While it’s not a great means for exchange, Bitcoin and Ethereum have shown investors they can be potentially valuable — if speculative — as investment assets. In other words, people purchase crypto in hopes of cashing out for a profit after it increases in value, just like more traditional investments. Bitcoin, for example, has already shown growth over time: just eight years ago, in late 2013, the price of 1 Bitcoin was around $200, and it now hovers around $30,000 (with plenty of ups and downs between).
Cryptocurrency creators can set certain parameters when they make a new crypto — such as how much there will be or rules around buying and selling — and those typically cannot be changed. But because cryptocurrencies are decentralized, control of day-to-day operations is distributed among users, and any changes require majority approval from these users — known as nodes.
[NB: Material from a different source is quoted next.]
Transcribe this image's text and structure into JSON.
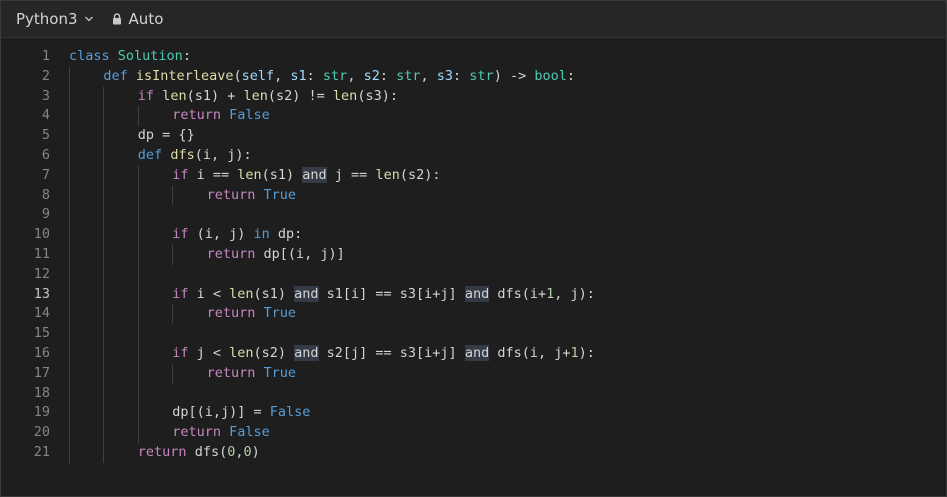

Because cryptocurrency is so new and different from traditional forms of finance, the world is in unknown territory when it comes to regulation. There’s little existing legislation around the ownership and trade of digital currencies, although the U.S. government has expressed interest in establishing cryptocurrency regulation.